## WHAT NEEDS TO BE DONE
Return all the entries word for word, minus the pictures.

####

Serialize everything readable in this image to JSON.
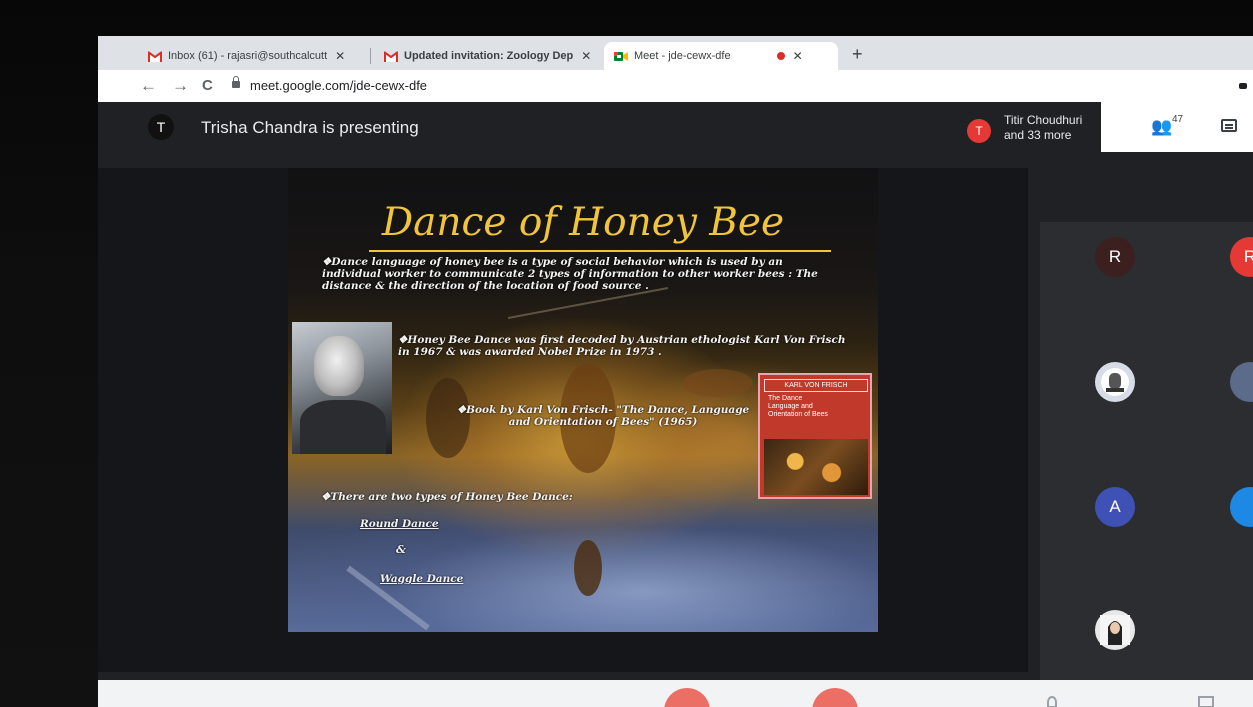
{
  "browser": {
    "tabs": [
      {
        "label": "Inbox (61) - rajasri@southcalcutt",
        "close": "✕"
      },
      {
        "label": "Updated invitation: Zoology Dep",
        "close": "✕"
      },
      {
        "label": "Meet - jde-cewx-dfe",
        "close": "✕"
      }
    ],
    "new_tab": "+",
    "url": "meet.google.com/jde-cewx-dfe",
    "nav": {
      "back": "←",
      "forward": "→",
      "reload": "C"
    }
  },
  "meet": {
    "presenter_initial": "T",
    "presenting_text": "Trisha Chandra is presenting",
    "host_initial": "T",
    "host_name": "Titir Choudhuri",
    "host_more": "and 33 more",
    "people_count": "47",
    "participants": [
      {
        "initial": "R",
        "color": "#3c1f1f"
      },
      {
        "initial": "R",
        "color": "#e53935"
      },
      {
        "initial": "A",
        "color": "#3f51b5"
      }
    ]
  },
  "slide": {
    "title": "Dance of Honey Bee",
    "para1": "❖Dance language of honey bee is a type of social behavior which is used by an individual worker to communicate 2 types of information to other worker bees : The distance & the direction of the location of food source .",
    "para2": "❖Honey Bee Dance was first decoded by Austrian ethologist Karl Von Frisch in 1967 & was awarded Nobel Prize in 1973 .",
    "para3": "❖Book by Karl Von Frisch- \"The Dance, Language and Orientation of Bees\" (1965)",
    "para4": "❖There are two types of Honey Bee Dance:",
    "dance1": "Round Dance",
    "and": "&",
    "dance2": "Waggle Dance",
    "book": {
      "author": "KARL VON FRISCH",
      "title_l1": "The Dance",
      "title_l2": "Language and",
      "title_l3": "Orientation of Bees"
    }
  },
  "colors": {
    "title_gold": "#f2c43b",
    "meet_bg": "#202124",
    "danger": "#ea4335"
  }
}
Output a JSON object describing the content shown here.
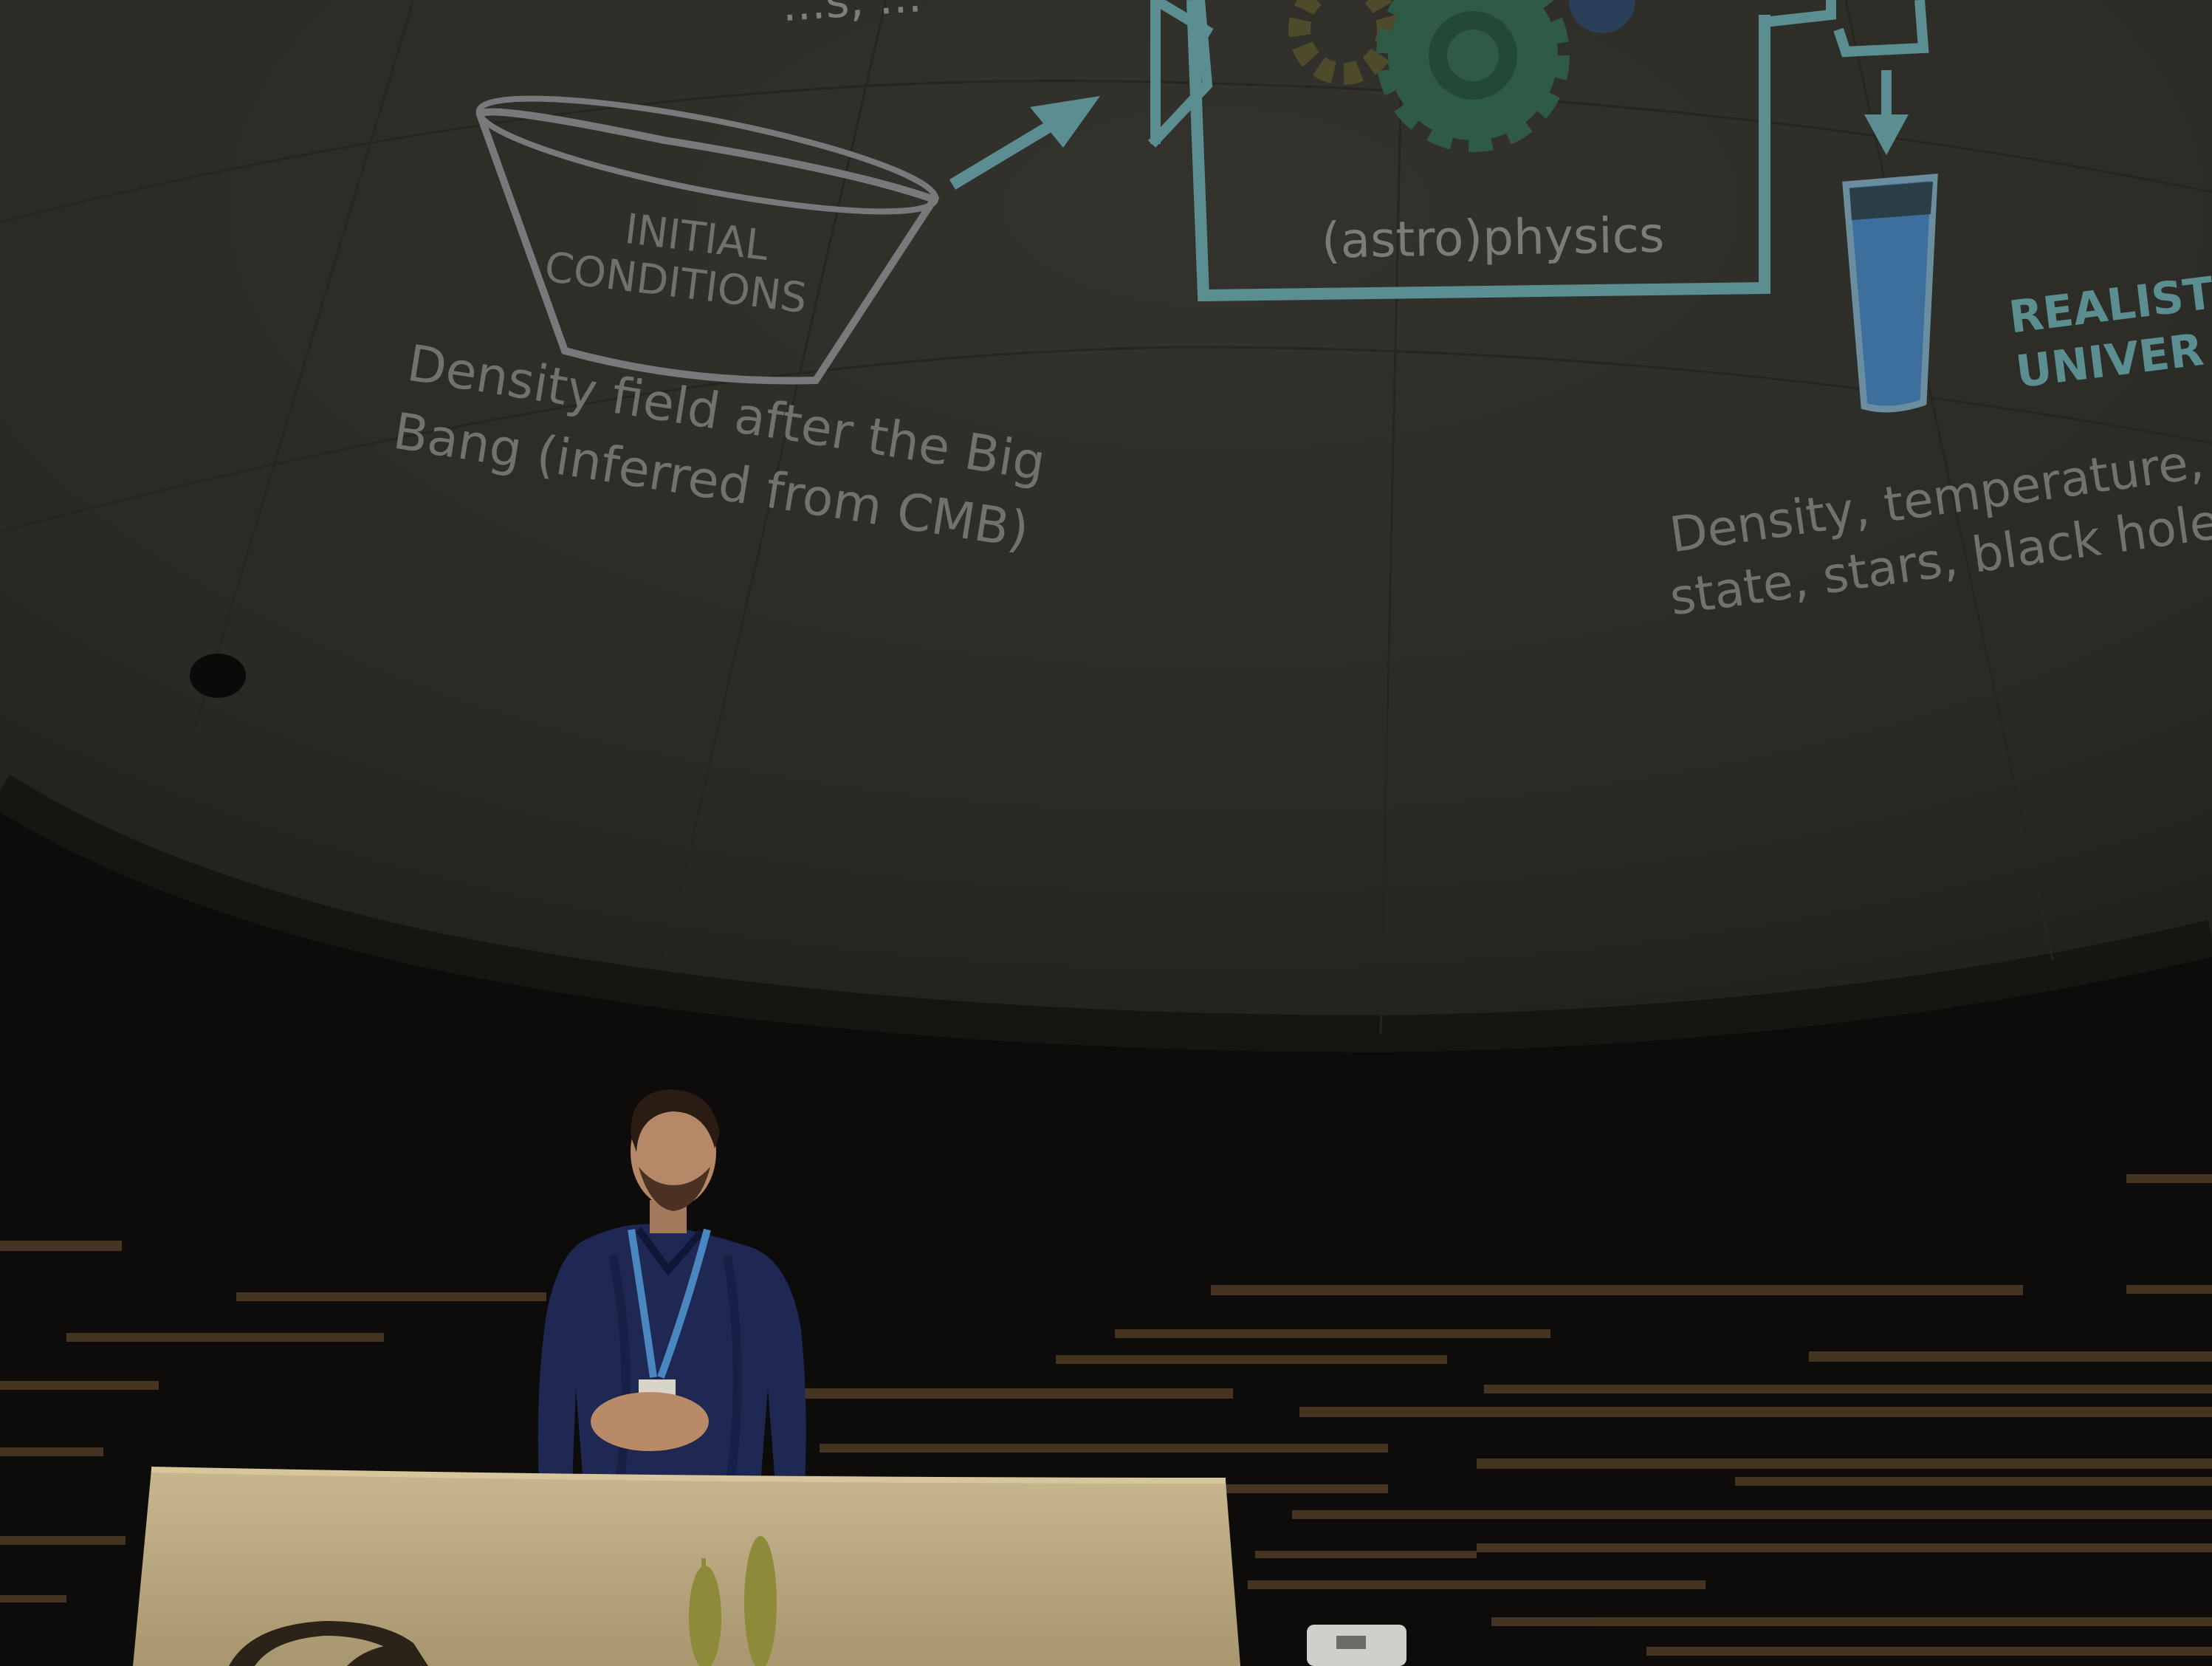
{
  "slide": {
    "top_fragment": "...s, ...",
    "initial_conditions_line1": "INITIAL",
    "initial_conditions_line2": "CONDITIONS",
    "initial_caption_line1": "Density field after the Big",
    "initial_caption_line2": "Bang (inferred from CMB)",
    "machine_label": "(astro)physics",
    "output_line1": "REALISTI",
    "output_line2": "UNIVER",
    "output_caption_line1": "Density, temperature, io",
    "output_caption_line2": "state, stars, black hole"
  },
  "colors": {
    "dome": "#2b2a25",
    "dome_edge": "#3a3832",
    "slide_text": "#7d7f7a",
    "accent_teal": "#5a8e91",
    "shirt": "#1f2a55",
    "lanyard": "#4a86c0",
    "lectern": "#bfae86",
    "wall": "#0f0e0c",
    "slat": "#4b3a23",
    "plant": "#8c8a3a"
  },
  "icons": {
    "gears": "gear-cluster-icon",
    "arrow_in": "arrow-right-icon",
    "arrow_down": "arrow-down-icon",
    "glass": "beer-glass-icon"
  }
}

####

## RESULT FOR THIS EXERCISE
Serialize everything readable in this image to JSON.
{
  "browser": {
    "tabs": [
      {
        "label": "Inbox (61) - rajasri@southcalcutt",
        "close": "✕"
      },
      {
        "label": "Updated invitation: Zoology Dep",
        "close": "✕"
      },
      {
        "label": "Meet - jde-cewx-dfe",
        "close": "✕"
      }
    ],
    "new_tab": "+",
    "url": "meet.google.com/jde-cewx-dfe",
    "nav": {
      "back": "←",
      "forward": "→",
      "reload": "C"
    }
  },
  "meet": {
    "presenter_initial": "T",
    "presenting_text": "Trisha Chandra is presenting",
    "host_initial": "T",
    "host_name": "Titir Choudhuri",
    "host_more": "and 33 more",
    "people_count": "47",
    "participants": [
      {
        "initial": "R",
        "color": "#3c1f1f"
      },
      {
        "initial": "R",
        "color": "#e53935"
      },
      {
        "initial": "A",
        "color": "#3f51b5"
      }
    ]
  },
  "slide": {
    "title": "Dance of Honey Bee",
    "para1": "❖Dance language of honey bee is a type of social behavior which is used by an individual worker to communicate 2 types of information to other worker bees : The distance & the direction of the location of food source .",
    "para2": "❖Honey Bee Dance was first decoded by Austrian ethologist Karl Von Frisch in 1967 & was awarded Nobel Prize in 1973 .",
    "para3": "❖Book by Karl Von Frisch- \"The Dance, Language and Orientation of Bees\" (1965)",
    "para4": "❖There are two types of Honey Bee Dance:",
    "dance1": "Round Dance",
    "and": "&",
    "dance2": "Waggle Dance",
    "book": {
      "author": "KARL VON FRISCH",
      "title_l1": "The Dance",
      "title_l2": "Language and",
      "title_l3": "Orientation of Bees"
    }
  },
  "colors": {
    "title_gold": "#f2c43b",
    "meet_bg": "#202124",
    "danger": "#ea4335"
  }
}
Output a JSON object describing the content shown here.
{
  "slide": {
    "top_fragment": "...s, ...",
    "initial_conditions_line1": "INITIAL",
    "initial_conditions_line2": "CONDITIONS",
    "initial_caption_line1": "Density field after the Big",
    "initial_caption_line2": "Bang (inferred from CMB)",
    "machine_label": "(astro)physics",
    "output_line1": "REALISTI",
    "output_line2": "UNIVER",
    "output_caption_line1": "Density, temperature, io",
    "output_caption_line2": "state, stars, black hole"
  },
  "colors": {
    "dome": "#2b2a25",
    "dome_edge": "#3a3832",
    "slide_text": "#7d7f7a",
    "accent_teal": "#5a8e91",
    "shirt": "#1f2a55",
    "lanyard": "#4a86c0",
    "lectern": "#bfae86",
    "wall": "#0f0e0c",
    "slat": "#4b3a23",
    "plant": "#8c8a3a"
  },
  "icons": {
    "gears": "gear-cluster-icon",
    "arrow_in": "arrow-right-icon",
    "arrow_down": "arrow-down-icon",
    "glass": "beer-glass-icon"
  }
}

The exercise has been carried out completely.